Some writers struggle with dialogue, with creating natural, believable speech for their characters. Most people don’t notice the speech habits unless they’re glaringly obvious or obscenely annoying, but each person has a way of speaking shaped by their parents, their friends, the area they live in, and the things they like. I have always been more of a listener than a talker (something that is probably hard to believe given the length of these articles), which is probably how I learned how people talk. I picked up on the kinds of phrasing they use and where they pause, what words they choose and what people never say aloud. This helped immensely in deciphering what the voices in my head were saying, who was saying what, and when something sounded plain wrong coming from a certain character.
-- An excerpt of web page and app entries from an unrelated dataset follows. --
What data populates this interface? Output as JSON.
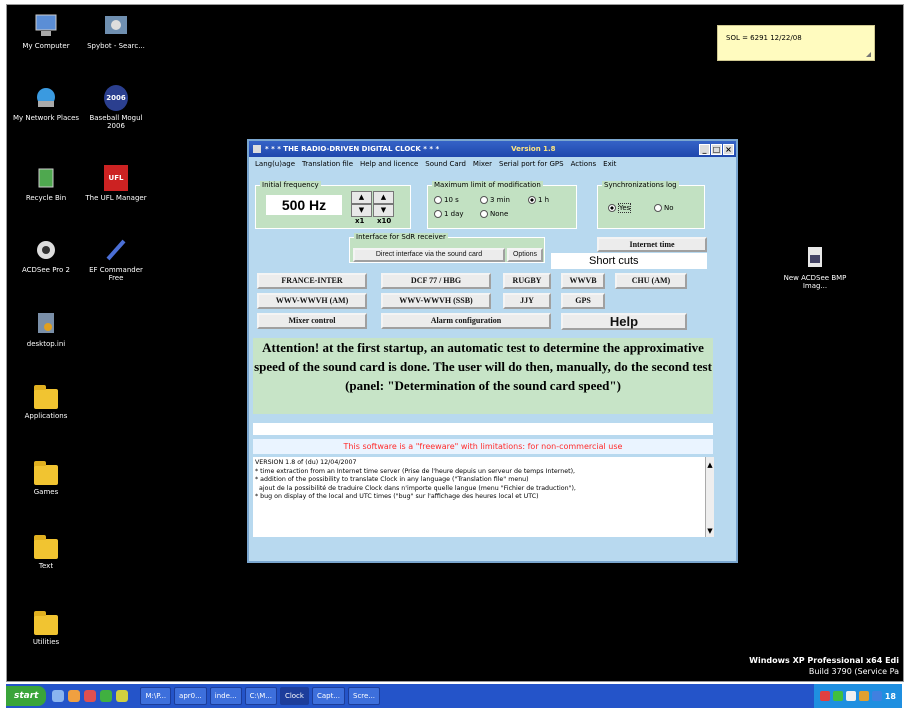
{
  "desktop": {
    "icons_left": [
      {
        "label": "My Computer",
        "icon": "computer-icon"
      },
      {
        "label": "Spybot - Searc...",
        "icon": "spybot-icon"
      },
      {
        "label": "My Network Places",
        "icon": "network-icon"
      },
      {
        "label": "Baseball Mogul 2006",
        "icon": "baseball-icon",
        "badge": "2006"
      },
      {
        "label": "Recycle Bin",
        "icon": "recycle-bin-icon"
      },
      {
        "label": "The UFL Manager",
        "icon": "ufl-icon",
        "badge": "UFL"
      },
      {
        "label": "ACDSee Pro 2",
        "icon": "acdsee-icon"
      },
      {
        "label": "EF Commander Free",
        "icon": "ef-commander-icon"
      },
      {
        "label": "desktop.ini",
        "icon": "ini-file-icon"
      },
      {
        "label": "Applications",
        "icon": "folder-icon"
      },
      {
        "label": "Games",
        "icon": "folder-icon"
      },
      {
        "label": "Text",
        "icon": "folder-icon"
      },
      {
        "label": "Utilities",
        "icon": "folder-icon"
      }
    ],
    "icon_right": {
      "label": "New ACDSee BMP Imag...",
      "icon": "bmp-file-icon"
    },
    "sticky_note": "SOL = 6291 12/22/08",
    "os_version_line1": "Windows XP Professional x64 Edi",
    "os_version_line2": "Build 3790 (Service Pa"
  },
  "app": {
    "title": "* * * THE RADIO-DRIVEN DIGITAL CLOCK * * *",
    "version": "Version 1.8",
    "window_buttons": [
      "_",
      "□",
      "×"
    ],
    "menu": [
      "Lang(u)age",
      "Translation file",
      "Help and licence",
      "Sound Card",
      "Mixer",
      "Serial port for GPS",
      "Actions",
      "Exit"
    ],
    "initial_frequency": {
      "label": "Initial frequency",
      "value": "500 Hz",
      "up": "▲",
      "down": "▼",
      "mult1": "x1",
      "mult10": "x10"
    },
    "max_modification": {
      "label": "Maximum limit of modification",
      "options": [
        "10 s",
        "3 min",
        "1 h",
        "1 day",
        "None"
      ],
      "selected": "1 h"
    },
    "sync_log": {
      "label": "Synchronizations log",
      "options": [
        "Yes",
        "No"
      ],
      "selected": "Yes"
    },
    "sdr": {
      "label": "Interface for SdR receiver",
      "direct": "Direct interface via the sound card",
      "options": "Options"
    },
    "internet_time": "Internet time",
    "short_cuts": "Short cuts",
    "stations_row1": [
      "FRANCE-INTER",
      "DCF 77 / HBG",
      "RUGBY",
      "WWVB",
      "CHU (AM)"
    ],
    "stations_row2": [
      "WWV-WWVH (AM)",
      "WWV-WWVH (SSB)",
      "JJY",
      "GPS"
    ],
    "mixer_control": "Mixer control",
    "alarm_configuration": "Alarm configuration",
    "help": "Help",
    "attention": "Attention! at the first startup,  an automatic test to determine the approximative speed of the sound card is done. The user will do then, manually, do the second test (panel: \"Determination of the sound card speed\")",
    "freeware_notice": "This software is a \"freeware\" with limitations: for non-commercial use",
    "log_lines": [
      "VERSION 1.8 of (du) 12/04/2007",
      "* time extraction from an Internet time server (Prise de l'heure depuis un serveur de temps Internet),",
      "* addition of the possibility to translate Clock in any language (\"Translation file\" menu)",
      "  ajout de la possibilité de traduire Clock dans n'importe quelle langue (menu \"Fichier de traduction\"),",
      "* bug on display of the local and UTC times (\"bug\" sur l'affichage des heures local et UTC)"
    ]
  },
  "taskbar": {
    "start": "start",
    "tasks": [
      "M:\\P...",
      "apr0...",
      "inde...",
      "C:\\M...",
      "Clock",
      "Capt...",
      "Scre..."
    ],
    "active_task": "Clock",
    "clock": "18"
  },
  "colors": {
    "desktop": "#000000",
    "window_bg": "#b8d9ef",
    "panel_green": "#c7e4c7",
    "titlebar": "#2a55bd",
    "freeware_red": "#ff2b2b"
  }
}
Each person and each character has a distinct voice, the trick is learning what exactly makes one voice different from another. For example, imagine someone whose voice sounded exactly like a loved one called and pretended to be them. Assuming they had a strong working knowledge of both you and your loved one’s background (an FBI file, maybe?) and you could only judge their identity from the way they spoke, how long do you think it would take you to figure out it wasn’t them? What would clue you in? is your significant other the only person who calls you Sunshine? Is your best friend the one person you know who says “splendiferous” on a regular basis? Does your mom have a habit of starting every other sentence with “So”? Does your sister pause between every third or fourth word? These little speech habits can be telling character traits.

Next time you’re in a large group of people, listen to them talk. Not necessarily what they say, but how they say it. Take out that notebook and start a dialogue diary. Copy down conversations and study the changes in how people talk. What is different when the conversation is between two people who know each other well? Two strangers? Lovers fighting? Lovers making up? Write down things you notice about how people talk and what that makes you think about them (this works better with strangers). Write down things people do while they’re talking that gives you clues to the things they’re not saying aloud. Are they touchy feely with a particular person even though they insist that person is just a friend? Do they grind their teeth whenever someone mentions politics? Do they suddenly develop a stutter when a teacher asks them a question? Remembering that how someone says something isn’t restricted to the sounds they produce is a key point—some people give a lot away with what they do while they talk—but possibly the most important thing to remember is to read out loud and trust your gut. If something sounds off to your ears don’t second guess yourself, change it. You probably know more than you give yourself credit for.